## Activity
What you return should match the data below exactly, with no pictures in it.

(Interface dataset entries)
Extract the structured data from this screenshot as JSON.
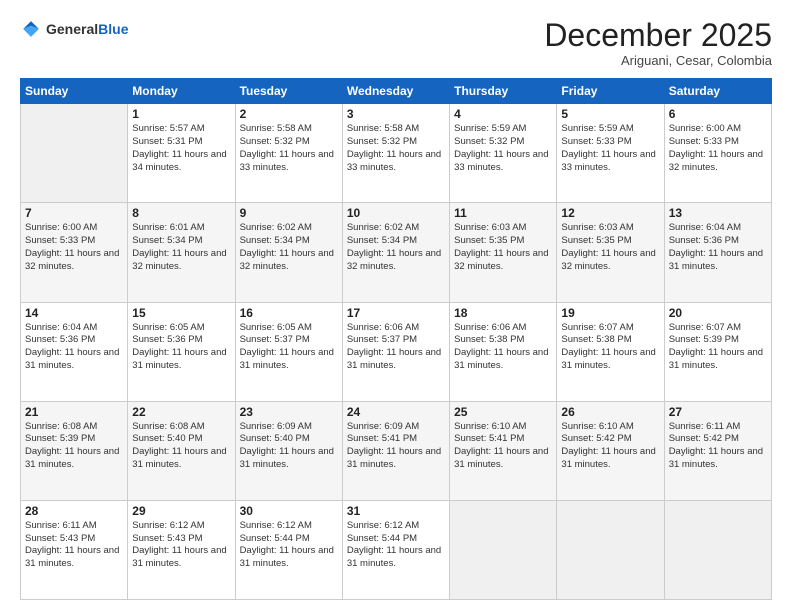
{
  "logo": {
    "general": "General",
    "blue": "Blue"
  },
  "header": {
    "month": "December 2025",
    "location": "Ariguani, Cesar, Colombia"
  },
  "weekdays": [
    "Sunday",
    "Monday",
    "Tuesday",
    "Wednesday",
    "Thursday",
    "Friday",
    "Saturday"
  ],
  "weeks": [
    [
      {
        "day": "",
        "sunrise": "",
        "sunset": "",
        "daylight": ""
      },
      {
        "day": "1",
        "sunrise": "Sunrise: 5:57 AM",
        "sunset": "Sunset: 5:31 PM",
        "daylight": "Daylight: 11 hours and 34 minutes."
      },
      {
        "day": "2",
        "sunrise": "Sunrise: 5:58 AM",
        "sunset": "Sunset: 5:32 PM",
        "daylight": "Daylight: 11 hours and 33 minutes."
      },
      {
        "day": "3",
        "sunrise": "Sunrise: 5:58 AM",
        "sunset": "Sunset: 5:32 PM",
        "daylight": "Daylight: 11 hours and 33 minutes."
      },
      {
        "day": "4",
        "sunrise": "Sunrise: 5:59 AM",
        "sunset": "Sunset: 5:32 PM",
        "daylight": "Daylight: 11 hours and 33 minutes."
      },
      {
        "day": "5",
        "sunrise": "Sunrise: 5:59 AM",
        "sunset": "Sunset: 5:33 PM",
        "daylight": "Daylight: 11 hours and 33 minutes."
      },
      {
        "day": "6",
        "sunrise": "Sunrise: 6:00 AM",
        "sunset": "Sunset: 5:33 PM",
        "daylight": "Daylight: 11 hours and 32 minutes."
      }
    ],
    [
      {
        "day": "7",
        "sunrise": "Sunrise: 6:00 AM",
        "sunset": "Sunset: 5:33 PM",
        "daylight": "Daylight: 11 hours and 32 minutes."
      },
      {
        "day": "8",
        "sunrise": "Sunrise: 6:01 AM",
        "sunset": "Sunset: 5:34 PM",
        "daylight": "Daylight: 11 hours and 32 minutes."
      },
      {
        "day": "9",
        "sunrise": "Sunrise: 6:02 AM",
        "sunset": "Sunset: 5:34 PM",
        "daylight": "Daylight: 11 hours and 32 minutes."
      },
      {
        "day": "10",
        "sunrise": "Sunrise: 6:02 AM",
        "sunset": "Sunset: 5:34 PM",
        "daylight": "Daylight: 11 hours and 32 minutes."
      },
      {
        "day": "11",
        "sunrise": "Sunrise: 6:03 AM",
        "sunset": "Sunset: 5:35 PM",
        "daylight": "Daylight: 11 hours and 32 minutes."
      },
      {
        "day": "12",
        "sunrise": "Sunrise: 6:03 AM",
        "sunset": "Sunset: 5:35 PM",
        "daylight": "Daylight: 11 hours and 32 minutes."
      },
      {
        "day": "13",
        "sunrise": "Sunrise: 6:04 AM",
        "sunset": "Sunset: 5:36 PM",
        "daylight": "Daylight: 11 hours and 31 minutes."
      }
    ],
    [
      {
        "day": "14",
        "sunrise": "Sunrise: 6:04 AM",
        "sunset": "Sunset: 5:36 PM",
        "daylight": "Daylight: 11 hours and 31 minutes."
      },
      {
        "day": "15",
        "sunrise": "Sunrise: 6:05 AM",
        "sunset": "Sunset: 5:36 PM",
        "daylight": "Daylight: 11 hours and 31 minutes."
      },
      {
        "day": "16",
        "sunrise": "Sunrise: 6:05 AM",
        "sunset": "Sunset: 5:37 PM",
        "daylight": "Daylight: 11 hours and 31 minutes."
      },
      {
        "day": "17",
        "sunrise": "Sunrise: 6:06 AM",
        "sunset": "Sunset: 5:37 PM",
        "daylight": "Daylight: 11 hours and 31 minutes."
      },
      {
        "day": "18",
        "sunrise": "Sunrise: 6:06 AM",
        "sunset": "Sunset: 5:38 PM",
        "daylight": "Daylight: 11 hours and 31 minutes."
      },
      {
        "day": "19",
        "sunrise": "Sunrise: 6:07 AM",
        "sunset": "Sunset: 5:38 PM",
        "daylight": "Daylight: 11 hours and 31 minutes."
      },
      {
        "day": "20",
        "sunrise": "Sunrise: 6:07 AM",
        "sunset": "Sunset: 5:39 PM",
        "daylight": "Daylight: 11 hours and 31 minutes."
      }
    ],
    [
      {
        "day": "21",
        "sunrise": "Sunrise: 6:08 AM",
        "sunset": "Sunset: 5:39 PM",
        "daylight": "Daylight: 11 hours and 31 minutes."
      },
      {
        "day": "22",
        "sunrise": "Sunrise: 6:08 AM",
        "sunset": "Sunset: 5:40 PM",
        "daylight": "Daylight: 11 hours and 31 minutes."
      },
      {
        "day": "23",
        "sunrise": "Sunrise: 6:09 AM",
        "sunset": "Sunset: 5:40 PM",
        "daylight": "Daylight: 11 hours and 31 minutes."
      },
      {
        "day": "24",
        "sunrise": "Sunrise: 6:09 AM",
        "sunset": "Sunset: 5:41 PM",
        "daylight": "Daylight: 11 hours and 31 minutes."
      },
      {
        "day": "25",
        "sunrise": "Sunrise: 6:10 AM",
        "sunset": "Sunset: 5:41 PM",
        "daylight": "Daylight: 11 hours and 31 minutes."
      },
      {
        "day": "26",
        "sunrise": "Sunrise: 6:10 AM",
        "sunset": "Sunset: 5:42 PM",
        "daylight": "Daylight: 11 hours and 31 minutes."
      },
      {
        "day": "27",
        "sunrise": "Sunrise: 6:11 AM",
        "sunset": "Sunset: 5:42 PM",
        "daylight": "Daylight: 11 hours and 31 minutes."
      }
    ],
    [
      {
        "day": "28",
        "sunrise": "Sunrise: 6:11 AM",
        "sunset": "Sunset: 5:43 PM",
        "daylight": "Daylight: 11 hours and 31 minutes."
      },
      {
        "day": "29",
        "sunrise": "Sunrise: 6:12 AM",
        "sunset": "Sunset: 5:43 PM",
        "daylight": "Daylight: 11 hours and 31 minutes."
      },
      {
        "day": "30",
        "sunrise": "Sunrise: 6:12 AM",
        "sunset": "Sunset: 5:44 PM",
        "daylight": "Daylight: 11 hours and 31 minutes."
      },
      {
        "day": "31",
        "sunrise": "Sunrise: 6:12 AM",
        "sunset": "Sunset: 5:44 PM",
        "daylight": "Daylight: 11 hours and 31 minutes."
      },
      {
        "day": "",
        "sunrise": "",
        "sunset": "",
        "daylight": ""
      },
      {
        "day": "",
        "sunrise": "",
        "sunset": "",
        "daylight": ""
      },
      {
        "day": "",
        "sunrise": "",
        "sunset": "",
        "daylight": ""
      }
    ]
  ]
}
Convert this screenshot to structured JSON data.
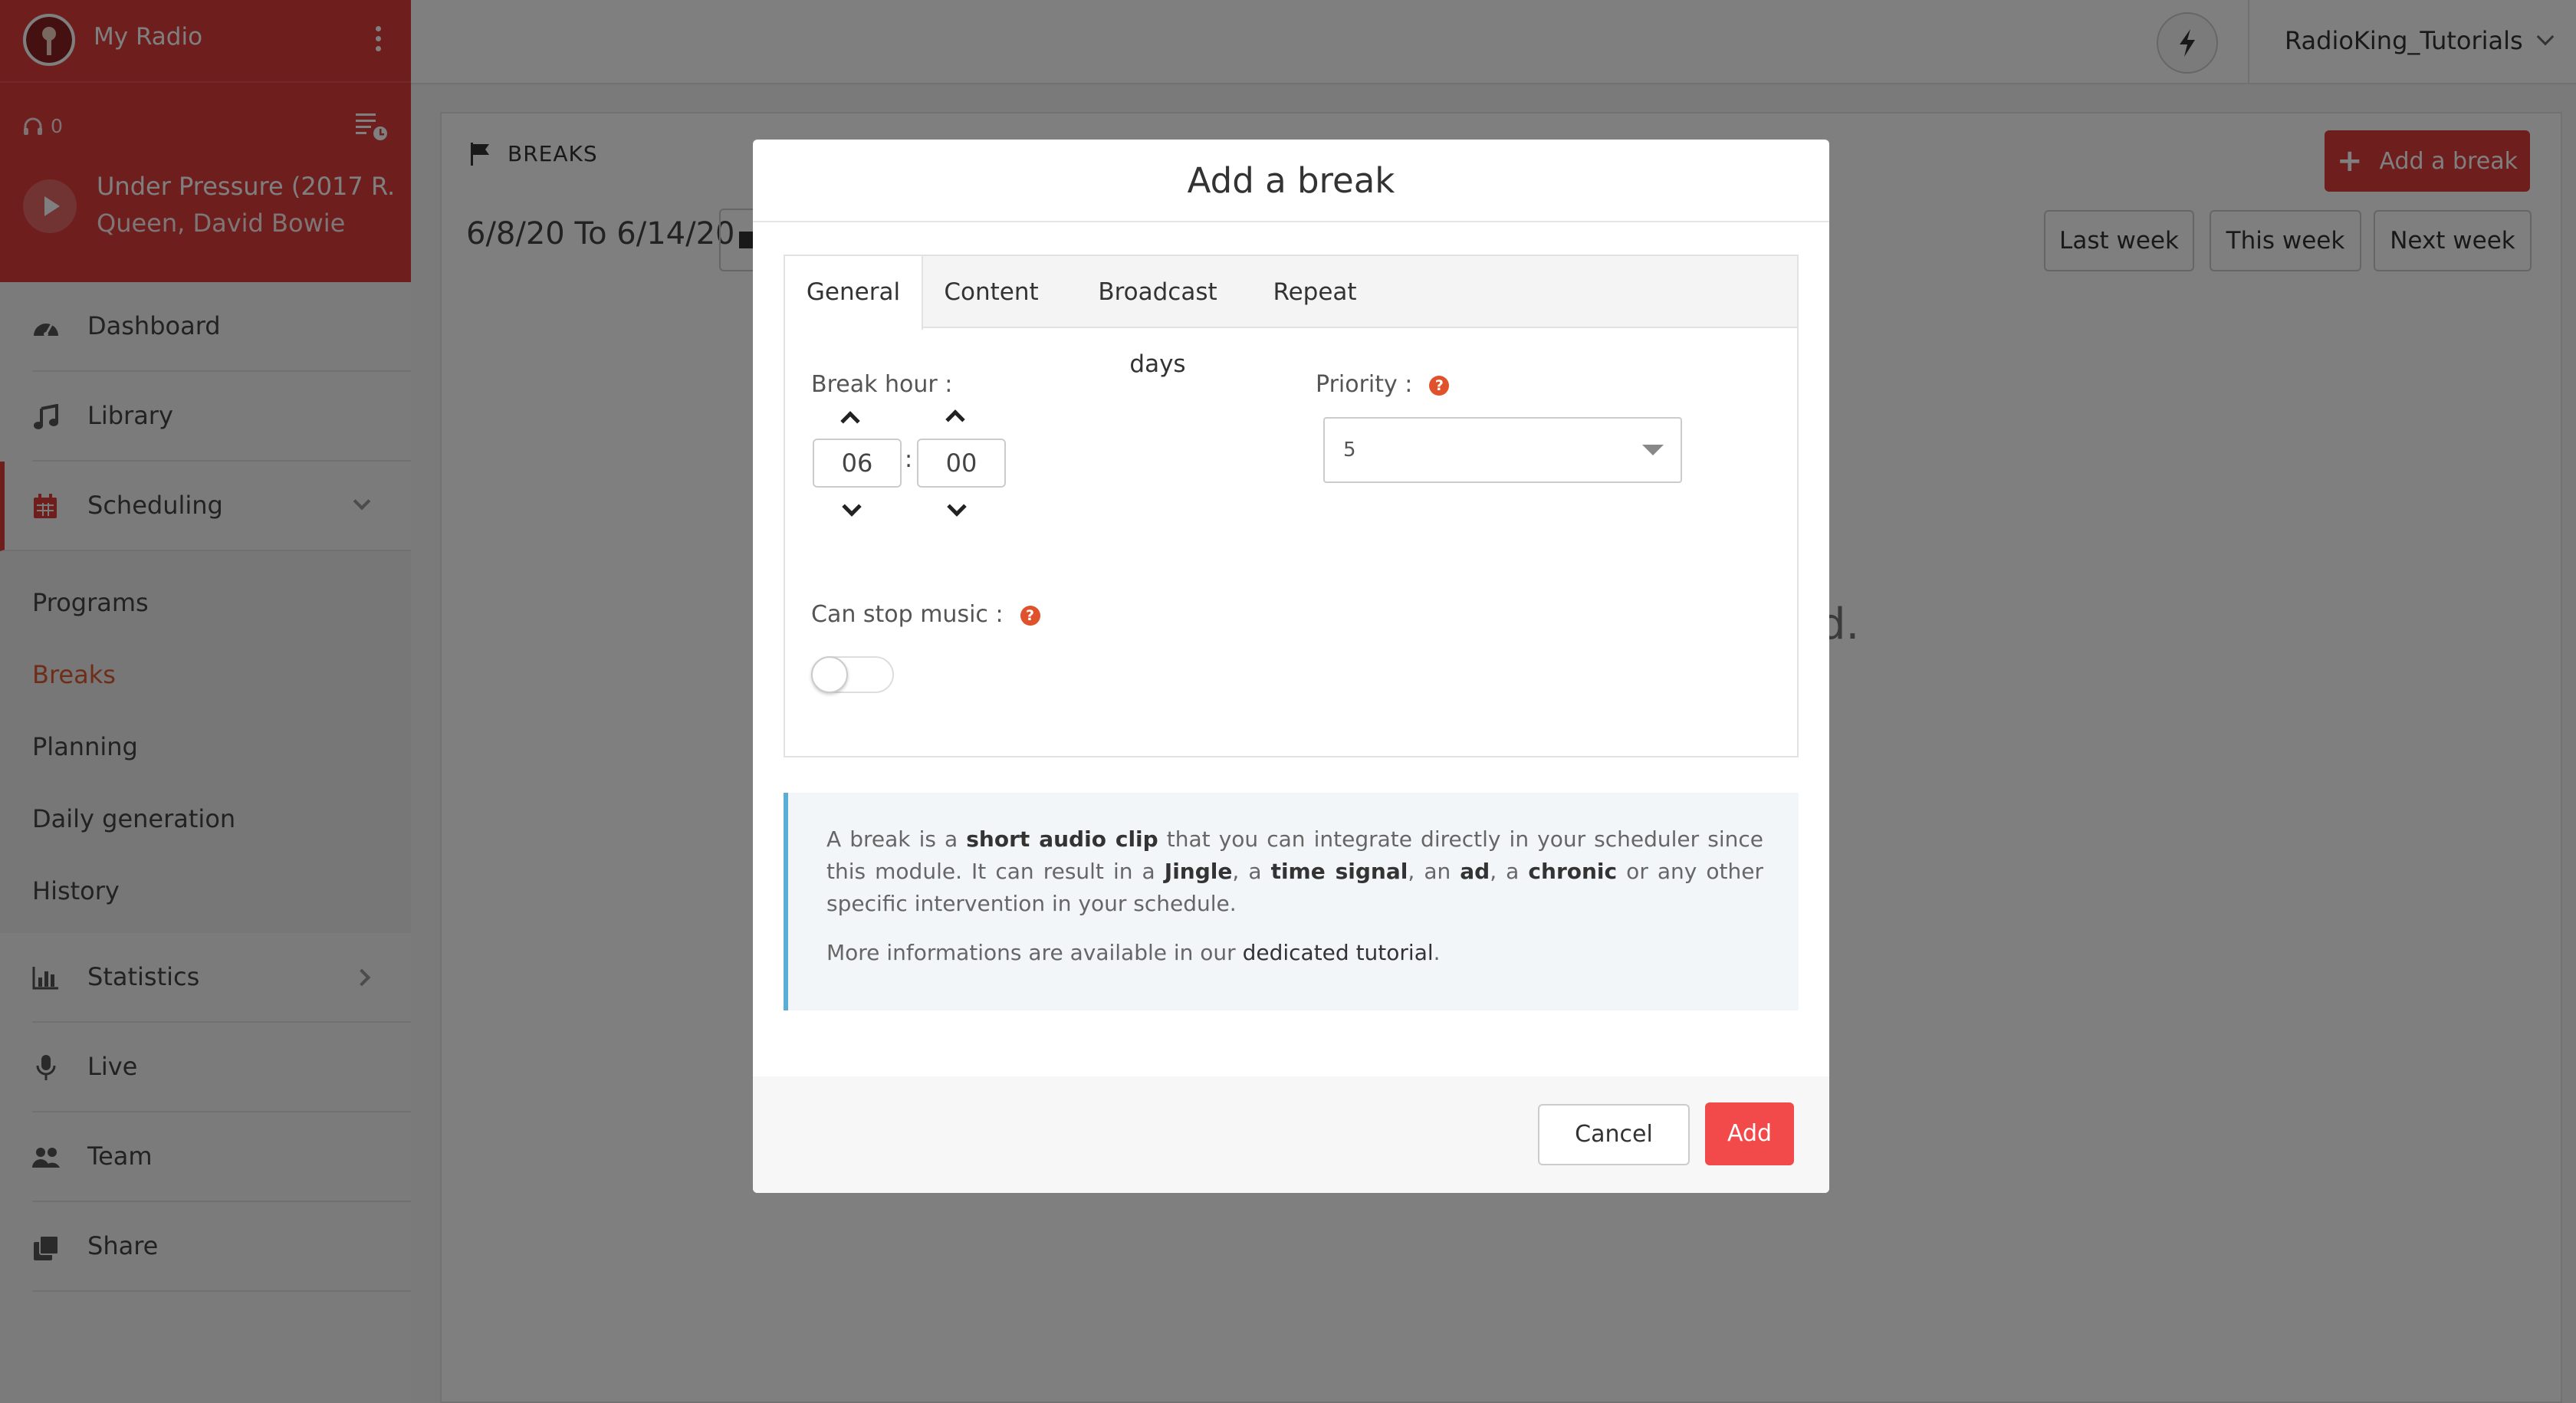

## Answer to the problem
Extract the structured data from this screenshot as JSON.
{
  "logo": {
    "general": "General",
    "blue": "Blue"
  },
  "header": {
    "month": "December 2025",
    "location": "Ariguani, Cesar, Colombia"
  },
  "weekdays": [
    "Sunday",
    "Monday",
    "Tuesday",
    "Wednesday",
    "Thursday",
    "Friday",
    "Saturday"
  ],
  "weeks": [
    [
      {
        "day": "",
        "sunrise": "",
        "sunset": "",
        "daylight": ""
      },
      {
        "day": "1",
        "sunrise": "Sunrise: 5:57 AM",
        "sunset": "Sunset: 5:31 PM",
        "daylight": "Daylight: 11 hours and 34 minutes."
      },
      {
        "day": "2",
        "sunrise": "Sunrise: 5:58 AM",
        "sunset": "Sunset: 5:32 PM",
        "daylight": "Daylight: 11 hours and 33 minutes."
      },
      {
        "day": "3",
        "sunrise": "Sunrise: 5:58 AM",
        "sunset": "Sunset: 5:32 PM",
        "daylight": "Daylight: 11 hours and 33 minutes."
      },
      {
        "day": "4",
        "sunrise": "Sunrise: 5:59 AM",
        "sunset": "Sunset: 5:32 PM",
        "daylight": "Daylight: 11 hours and 33 minutes."
      },
      {
        "day": "5",
        "sunrise": "Sunrise: 5:59 AM",
        "sunset": "Sunset: 5:33 PM",
        "daylight": "Daylight: 11 hours and 33 minutes."
      },
      {
        "day": "6",
        "sunrise": "Sunrise: 6:00 AM",
        "sunset": "Sunset: 5:33 PM",
        "daylight": "Daylight: 11 hours and 32 minutes."
      }
    ],
    [
      {
        "day": "7",
        "sunrise": "Sunrise: 6:00 AM",
        "sunset": "Sunset: 5:33 PM",
        "daylight": "Daylight: 11 hours and 32 minutes."
      },
      {
        "day": "8",
        "sunrise": "Sunrise: 6:01 AM",
        "sunset": "Sunset: 5:34 PM",
        "daylight": "Daylight: 11 hours and 32 minutes."
      },
      {
        "day": "9",
        "sunrise": "Sunrise: 6:02 AM",
        "sunset": "Sunset: 5:34 PM",
        "daylight": "Daylight: 11 hours and 32 minutes."
      },
      {
        "day": "10",
        "sunrise": "Sunrise: 6:02 AM",
        "sunset": "Sunset: 5:34 PM",
        "daylight": "Daylight: 11 hours and 32 minutes."
      },
      {
        "day": "11",
        "sunrise": "Sunrise: 6:03 AM",
        "sunset": "Sunset: 5:35 PM",
        "daylight": "Daylight: 11 hours and 32 minutes."
      },
      {
        "day": "12",
        "sunrise": "Sunrise: 6:03 AM",
        "sunset": "Sunset: 5:35 PM",
        "daylight": "Daylight: 11 hours and 32 minutes."
      },
      {
        "day": "13",
        "sunrise": "Sunrise: 6:04 AM",
        "sunset": "Sunset: 5:36 PM",
        "daylight": "Daylight: 11 hours and 31 minutes."
      }
    ],
    [
      {
        "day": "14",
        "sunrise": "Sunrise: 6:04 AM",
        "sunset": "Sunset: 5:36 PM",
        "daylight": "Daylight: 11 hours and 31 minutes."
      },
      {
        "day": "15",
        "sunrise": "Sunrise: 6:05 AM",
        "sunset": "Sunset: 5:36 PM",
        "daylight": "Daylight: 11 hours and 31 minutes."
      },
      {
        "day": "16",
        "sunrise": "Sunrise: 6:05 AM",
        "sunset": "Sunset: 5:37 PM",
        "daylight": "Daylight: 11 hours and 31 minutes."
      },
      {
        "day": "17",
        "sunrise": "Sunrise: 6:06 AM",
        "sunset": "Sunset: 5:37 PM",
        "daylight": "Daylight: 11 hours and 31 minutes."
      },
      {
        "day": "18",
        "sunrise": "Sunrise: 6:06 AM",
        "sunset": "Sunset: 5:38 PM",
        "daylight": "Daylight: 11 hours and 31 minutes."
      },
      {
        "day": "19",
        "sunrise": "Sunrise: 6:07 AM",
        "sunset": "Sunset: 5:38 PM",
        "daylight": "Daylight: 11 hours and 31 minutes."
      },
      {
        "day": "20",
        "sunrise": "Sunrise: 6:07 AM",
        "sunset": "Sunset: 5:39 PM",
        "daylight": "Daylight: 11 hours and 31 minutes."
      }
    ],
    [
      {
        "day": "21",
        "sunrise": "Sunrise: 6:08 AM",
        "sunset": "Sunset: 5:39 PM",
        "daylight": "Daylight: 11 hours and 31 minutes."
      },
      {
        "day": "22",
        "sunrise": "Sunrise: 6:08 AM",
        "sunset": "Sunset: 5:40 PM",
        "daylight": "Daylight: 11 hours and 31 minutes."
      },
      {
        "day": "23",
        "sunrise": "Sunrise: 6:09 AM",
        "sunset": "Sunset: 5:40 PM",
        "daylight": "Daylight: 11 hours and 31 minutes."
      },
      {
        "day": "24",
        "sunrise": "Sunrise: 6:09 AM",
        "sunset": "Sunset: 5:41 PM",
        "daylight": "Daylight: 11 hours and 31 minutes."
      },
      {
        "day": "25",
        "sunrise": "Sunrise: 6:10 AM",
        "sunset": "Sunset: 5:41 PM",
        "daylight": "Daylight: 11 hours and 31 minutes."
      },
      {
        "day": "26",
        "sunrise": "Sunrise: 6:10 AM",
        "sunset": "Sunset: 5:42 PM",
        "daylight": "Daylight: 11 hours and 31 minutes."
      },
      {
        "day": "27",
        "sunrise": "Sunrise: 6:11 AM",
        "sunset": "Sunset: 5:42 PM",
        "daylight": "Daylight: 11 hours and 31 minutes."
      }
    ],
    [
      {
        "day": "28",
        "sunrise": "Sunrise: 6:11 AM",
        "sunset": "Sunset: 5:43 PM",
        "daylight": "Daylight: 11 hours and 31 minutes."
      },
      {
        "day": "29",
        "sunrise": "Sunrise: 6:12 AM",
        "sunset": "Sunset: 5:43 PM",
        "daylight": "Daylight: 11 hours and 31 minutes."
      },
      {
        "day": "30",
        "sunrise": "Sunrise: 6:12 AM",
        "sunset": "Sunset: 5:44 PM",
        "daylight": "Daylight: 11 hours and 31 minutes."
      },
      {
        "day": "31",
        "sunrise": "Sunrise: 6:12 AM",
        "sunset": "Sunset: 5:44 PM",
        "daylight": "Daylight: 11 hours and 31 minutes."
      },
      {
        "day": "",
        "sunrise": "",
        "sunset": "",
        "daylight": ""
      },
      {
        "day": "",
        "sunrise": "",
        "sunset": "",
        "daylight": ""
      },
      {
        "day": "",
        "sunrise": "",
        "sunset": "",
        "daylight": ""
      }
    ]
  ]
}
Convert this screenshot to structured JSON data.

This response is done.